Could the most cost-efficient center in the NBA be playing in Oklahoma City?
That might very well be what has quietly taken shape.
When the Thunder inked Kendrick Perkins to a four-year, $32 million extension days after acquiring him from Boston in a blockbuster trade that sent Jeff Green among others east, some observers scoffed. They snickered louder when Perkins finally took the court and gave everything he had but struggled while playing on bad wheels.
Look who's laughing now.
After a whirlwind free agency period finally came to some sort of calm with Sunday's start to the regular season, the Thunder, which didn't make a single splash, came out as the big winners. And it's all thanks to the once-ridiculed extension for Perkins being in place before the frenzy.
The Thunder has Perkins locked up for a relatively cheap $8 million per year over the next four seasons. His peers commanded nearly two times that amount this offseason.
Denver broke the bank by giving Nene $65 million over five years. New York backed in a Brinks truck to Tyson Chandler's home and splurged $56 million over four years for his services. Memphis gave Marc Gasol roughly $58 million over four years to continue anchoring its frontcourt alongside Zach Randolph.
The Thunder, though, never allowed the bidding for Perkins to begin. And when OKC offered a respectable deal, Perkins pounced.
“I'm a country boy,” Perkins said the day he signed last spring. “I'm from Beaumont, Texas. I didn't have a crazy number in mind.”
Good thing, too.

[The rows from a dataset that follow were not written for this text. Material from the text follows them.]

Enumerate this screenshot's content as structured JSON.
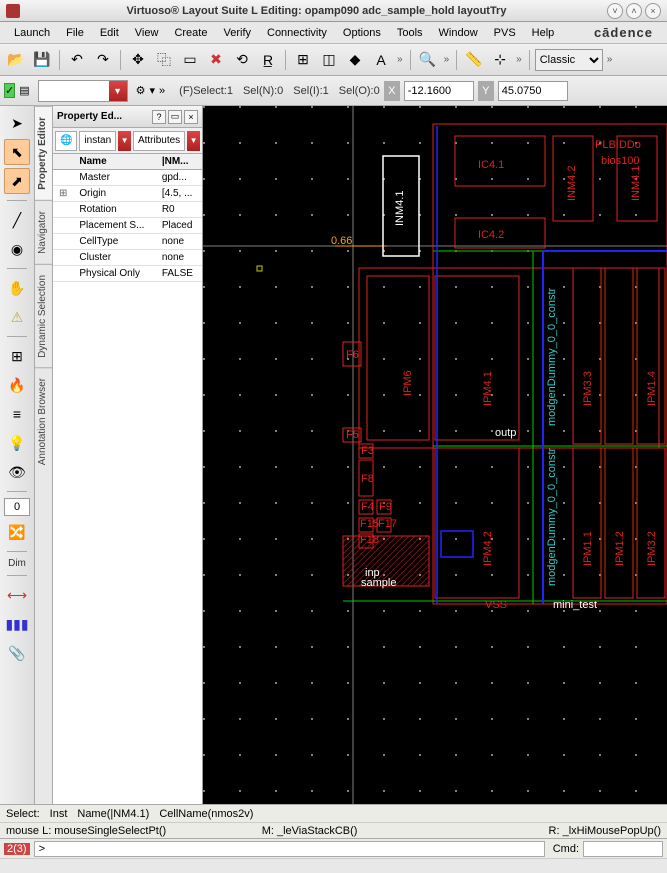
{
  "titlebar": {
    "title": "Virtuoso® Layout Suite L Editing: opamp090 adc_sample_hold layoutTry"
  },
  "menu": {
    "items": [
      "Launch",
      "File",
      "Edit",
      "View",
      "Create",
      "Verify",
      "Connectivity",
      "Options",
      "Tools",
      "Window",
      "PVS",
      "Help"
    ],
    "brand": "cādence"
  },
  "toolbar": {
    "style_select": "Classic"
  },
  "toolbar2": {
    "fselect": "(F)Select:1",
    "seln": "Sel(N):0",
    "seli": "Sel(I):1",
    "selo": "Sel(O):0",
    "x": "-12.1600",
    "y": "45.0750"
  },
  "vtoolbar": {
    "input_val": "0",
    "dim_label": "Dim"
  },
  "vtabs": {
    "items": [
      "Property Editor",
      "Navigator",
      "Dynamic Selection",
      "Annotation Browser"
    ]
  },
  "propeditor": {
    "title": "Property Ed...",
    "tab_instance": "instan",
    "tab_attributes": "Attributes",
    "headers": {
      "name": "Name",
      "value": "|NM..."
    },
    "rows": [
      {
        "name": "Master",
        "value": "gpd..."
      },
      {
        "name": "Origin",
        "value": "[4.5, ...",
        "expand": true
      },
      {
        "name": "Rotation",
        "value": "R0"
      },
      {
        "name": "Placement S...",
        "value": "Placed"
      },
      {
        "name": "CellType",
        "value": "none"
      },
      {
        "name": "Cluster",
        "value": "none"
      },
      {
        "name": "Physical Only",
        "value": "FALSE"
      }
    ]
  },
  "canvas": {
    "ruler": "0.66",
    "labels": [
      "INM4.1",
      "IC4.1",
      "INM4.2",
      "PLBIDDo",
      "bios100",
      "IC4.2",
      "IPM6",
      "IPM4.1",
      "INM4.1",
      "IPM3.3",
      "IPM1.4",
      "outp",
      "IPM4.2",
      "IPM1.1",
      "IPM1.2",
      "IPM3.2",
      "inp",
      "sample",
      "VSS",
      "mini_test",
      "F6",
      "F5",
      "F3",
      "F8",
      "F4",
      "F9",
      "F15",
      "F17",
      "F18"
    ]
  },
  "statusbar": {
    "select": "Select:",
    "inst": "Inst",
    "name": "Name(|NM4.1)",
    "cellname": "CellName(nmos2v)"
  },
  "mousebar": {
    "l": "mouse L: mouseSingleSelectPt()",
    "m": "M: _leViaStackCB()",
    "r": "R: _lxHiMousePopUp()"
  },
  "cmdbar": {
    "badge": "2(3)",
    "prompt": ">",
    "cmdlabel": "Cmd:"
  }
}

Imagine what Perkins, who is now healthy, could have commanded on the open market. And remember, we're talking about a player who was considered the best low-post man defender in basketball during his best days. When you consider that, at 27, Perk's best days are only beginning, it's scary to think how exorbitant his figure could have become.
The Clippers, by comparison, will shell out $42 million over the next four seasons just to keep its foul-plagued center DeAndre Jordan. Golden State gave Kwame Brown, notorious for being a bust as a former No. 1 overall pick, $7 million. Houston handed the same amount to Samuel Dalembert.
Perkins is not as talented as some of those players. He doesn't run as fast or jump as high as others. And teams throughout NBA history have ponied up more for offense than defense, with halfway functional big men perhaps being the biggest beneficiaries of that philosophy.
But the question you must ask is what will the contracts for Chandler and Nene and Gasol and others look like in just two seasons? That's when the NBA's more punitive luxury tax kicks in and the dollar-for-dollar tax skyrockets more and more as payrolls mount.
That's the nightmare the Thunder avoided with the shrewd move it made last spring.